Pulse: When Fundraising Gets Personal
Every fundraiser has his or her tried-and-true bag of tricks. But in this day of donors seeking to be more actively involved with the charities they support, it might be time to bury those bags and try a fresh approach.
International fundraising consultant Bernard Ross says donors no longer respond as well to things such as boring speeches delivered during stuffy fundraising galas, overworked and overused direct-mail packages, and bland e-mail appeals. Instead, he says, they’re looking for fundraisers to aggressively motivate and inspire them — and that happens best in person.
Ross, director of U.K.-based consultancy and training organization The Management Centre (=mc), co-authored the book “The Influential Fundraiser: Using the Psychology of Persuasion to Achieve Outstanding Results,” with The Management Centre’s co-director, Clare Segal. In it, “fundraisers will find quick ways to study other people -— subtle clues, how they do things, how they are influenced — and then ways they can adjust their behavior,” Ross says.
The book offers an alternative model for asking and influencing potential donors and peers, using the latest techniques developed in the neural and psychological sciences.
Some of the things addressed in the book include how to make a compelling ask to mid- and high-value donors, how to win board members over to a new campaign strategy, how to persuade reluctant colleagues to commit to ideas, and ways to handle the objections of a skeptical venture philanthropist.
The book aims to arm fundraisers with invaluable skills such as meeting donor challenges; shaping ideas into effective, memorable messages; building rapport with “difficult” or “different” people; handling “no” responses; and learning from failure.
To be successful, Ross says, fundraisers must pay attention to what people say and to their body language, and then adjust accordingly how they themselves respond.

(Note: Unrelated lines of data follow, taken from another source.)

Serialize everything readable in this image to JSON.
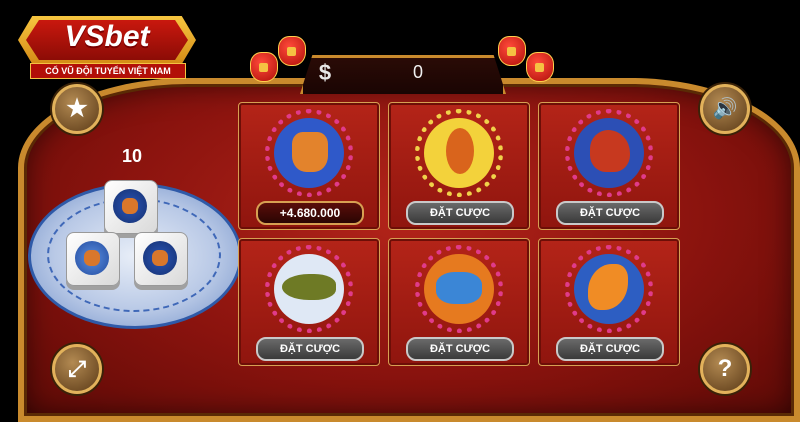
{
  "logo": {
    "brand": "VSbet",
    "slogan": "CỔ VŨ ĐỘI TUYỂN VIỆT NAM"
  },
  "topbar": {
    "currency_symbol": "$",
    "balance": "0"
  },
  "dice_count": "10",
  "icons": {
    "star": "★",
    "sound": "🔊",
    "stats": "⤢",
    "help": "?"
  },
  "cells": [
    {
      "animal": "deer",
      "bet_label": "+4.680.000",
      "is_win": true
    },
    {
      "animal": "gourd",
      "bet_label": "ĐẶT CƯỢC",
      "is_win": false
    },
    {
      "animal": "rooster",
      "bet_label": "ĐẶT CƯỢC",
      "is_win": false
    },
    {
      "animal": "fish",
      "bet_label": "ĐẶT CƯỢC",
      "is_win": false
    },
    {
      "animal": "crab",
      "bet_label": "ĐẶT CƯỢC",
      "is_win": false
    },
    {
      "animal": "shrimp",
      "bet_label": "ĐẶT CƯỢC",
      "is_win": false
    }
  ],
  "dice": [
    "deer",
    "crab",
    "deer"
  ],
  "colors": {
    "accent_gold": "#c98a2d",
    "table_red": "#8a130e"
  }
}
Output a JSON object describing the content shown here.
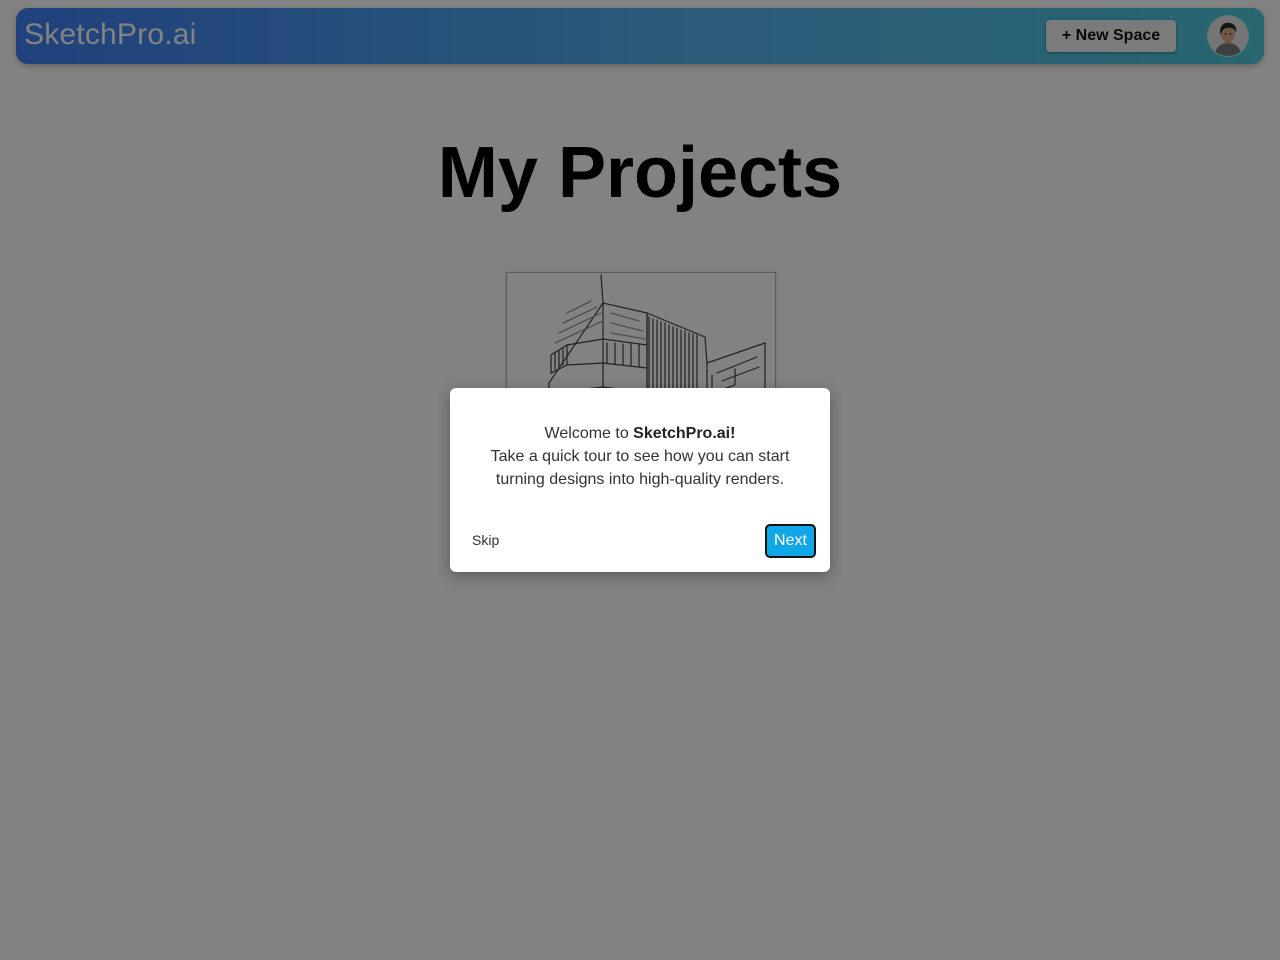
{
  "header": {
    "brand": "SketchPro.ai",
    "new_space_label": "+ New Space",
    "avatar_icon": "user-avatar-icon"
  },
  "main": {
    "title": "My Projects",
    "projects": [
      {
        "thumbnail_icon": "building-sketch-image"
      }
    ]
  },
  "tour_dialog": {
    "welcome_prefix": "Welcome to ",
    "welcome_brand": "SketchPro.ai!",
    "message_line1": "Take a quick tour to see how you can start",
    "message_line2": "turning designs into high-quality renders.",
    "skip_label": "Skip",
    "next_label": "Next"
  },
  "colors": {
    "header_gradient_start": "#3f80f6",
    "header_gradient_end": "#4fc8dc",
    "overlay": "#000000",
    "next_button": "#11a6e8"
  }
}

For example, if a fundraiser is dealing with someone who seems to be influenced by sounds, he or she should arrange that conversation in a quiet area so the potential donor can focus on what’s being said.
“The idea is to understand how a person is being influenced and then adjust your behavior to match,” Ross says. “A successful fundraiser can pick up on the clues and then use them to get what they’re after.”
Ross, whose areas of expertise are strategic thinking, leadership changes
and organizational transformation, has spent the last 20 years helping nonprofit organizations re-evaluate and perfect their performance. His clients include major international nonprofits such as Oxfam, UNICEF, the World Health Organization and Amnesty International. Also a tireless advocate of fundraising innovation, he shares some practical strategies in “How Does Your (Fundraising) Garden Grow?,” a special report in the March issue of FundRaising Success. (You can read the report at tinyurl.com/daxpz8)
Looking for advice on fundraising in this difficult economy? Ross says there’s only one thing to do: “Get over it.”
“Fundraisers use [the economy] as an excuse for not trying,” he says. “[There are] still a lot of rich people out there who want to put their money to good use. And there are still a lot of causes out there that need them. [You must] change your mind-set.”
He adds that some of the best advice he ever received was, “Always think about the end, the purpose. Think about the ultimate beneficiary, and you will be successful.”
Melissa Busch is associate senior editor for the Promotional Marketing Publishing Group at NAPCO.